[Items from an interface collection]
════════════════════

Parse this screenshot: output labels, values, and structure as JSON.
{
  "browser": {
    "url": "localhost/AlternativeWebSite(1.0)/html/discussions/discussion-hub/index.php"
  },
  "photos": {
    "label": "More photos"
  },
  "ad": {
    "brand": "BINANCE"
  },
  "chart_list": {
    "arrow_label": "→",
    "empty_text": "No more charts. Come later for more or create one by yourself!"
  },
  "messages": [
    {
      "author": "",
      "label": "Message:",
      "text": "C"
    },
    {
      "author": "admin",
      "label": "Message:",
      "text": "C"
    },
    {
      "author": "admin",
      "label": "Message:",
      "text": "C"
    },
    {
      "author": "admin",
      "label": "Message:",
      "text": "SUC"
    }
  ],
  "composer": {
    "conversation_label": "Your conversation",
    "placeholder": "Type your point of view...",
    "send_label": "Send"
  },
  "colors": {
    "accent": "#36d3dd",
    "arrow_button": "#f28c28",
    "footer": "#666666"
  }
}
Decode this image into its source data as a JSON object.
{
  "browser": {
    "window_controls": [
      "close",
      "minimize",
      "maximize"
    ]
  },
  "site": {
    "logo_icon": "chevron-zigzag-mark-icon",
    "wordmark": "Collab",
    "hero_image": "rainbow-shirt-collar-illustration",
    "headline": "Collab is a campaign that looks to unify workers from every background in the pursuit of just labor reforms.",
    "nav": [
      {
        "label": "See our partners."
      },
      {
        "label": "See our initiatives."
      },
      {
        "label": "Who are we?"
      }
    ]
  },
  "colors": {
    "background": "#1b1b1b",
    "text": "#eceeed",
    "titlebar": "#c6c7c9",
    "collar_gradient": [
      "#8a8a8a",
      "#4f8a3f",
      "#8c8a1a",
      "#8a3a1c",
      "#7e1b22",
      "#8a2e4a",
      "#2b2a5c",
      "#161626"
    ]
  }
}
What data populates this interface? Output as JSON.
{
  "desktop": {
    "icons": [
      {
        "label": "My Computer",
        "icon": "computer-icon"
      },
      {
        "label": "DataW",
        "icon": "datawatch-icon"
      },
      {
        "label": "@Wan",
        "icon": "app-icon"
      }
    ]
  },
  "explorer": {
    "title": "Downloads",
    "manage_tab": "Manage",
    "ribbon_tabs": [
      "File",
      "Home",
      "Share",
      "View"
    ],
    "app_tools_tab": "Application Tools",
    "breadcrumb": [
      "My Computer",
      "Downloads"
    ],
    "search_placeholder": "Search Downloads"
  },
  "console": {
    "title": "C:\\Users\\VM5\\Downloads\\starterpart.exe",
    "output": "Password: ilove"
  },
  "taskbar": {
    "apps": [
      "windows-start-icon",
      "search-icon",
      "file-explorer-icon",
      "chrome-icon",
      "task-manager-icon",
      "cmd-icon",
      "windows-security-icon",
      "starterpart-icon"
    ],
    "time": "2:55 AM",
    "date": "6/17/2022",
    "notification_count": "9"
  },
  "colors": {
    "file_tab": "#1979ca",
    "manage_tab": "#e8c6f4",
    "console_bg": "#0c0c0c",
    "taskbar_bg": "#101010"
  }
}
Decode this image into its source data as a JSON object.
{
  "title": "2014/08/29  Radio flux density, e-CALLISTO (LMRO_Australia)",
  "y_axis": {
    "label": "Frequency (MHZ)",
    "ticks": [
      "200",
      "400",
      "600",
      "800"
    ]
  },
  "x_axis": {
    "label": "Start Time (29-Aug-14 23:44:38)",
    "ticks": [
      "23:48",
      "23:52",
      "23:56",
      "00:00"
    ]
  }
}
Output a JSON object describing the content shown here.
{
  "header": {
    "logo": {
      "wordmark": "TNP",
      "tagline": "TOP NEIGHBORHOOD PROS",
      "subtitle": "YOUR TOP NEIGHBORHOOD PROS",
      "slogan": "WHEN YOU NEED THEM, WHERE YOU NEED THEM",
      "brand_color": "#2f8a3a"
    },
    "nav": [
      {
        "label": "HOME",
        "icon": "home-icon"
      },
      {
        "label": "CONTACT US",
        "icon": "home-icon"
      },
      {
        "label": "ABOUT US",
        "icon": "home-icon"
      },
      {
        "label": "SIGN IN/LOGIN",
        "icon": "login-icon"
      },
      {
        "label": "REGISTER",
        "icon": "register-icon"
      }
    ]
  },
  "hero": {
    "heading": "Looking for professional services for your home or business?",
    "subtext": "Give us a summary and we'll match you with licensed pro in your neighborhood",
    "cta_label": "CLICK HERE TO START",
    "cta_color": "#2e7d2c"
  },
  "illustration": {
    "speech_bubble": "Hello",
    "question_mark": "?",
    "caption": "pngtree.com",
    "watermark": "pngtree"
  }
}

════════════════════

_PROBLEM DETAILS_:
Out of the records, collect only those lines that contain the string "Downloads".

_ANSWER SECTION_:
    "title": "Downloads",
      "Downloads"
    "search_placeholder": "Search Downloads"
    "title": "C:\\Users\\VM5\\Downloads\\starterpart.exe",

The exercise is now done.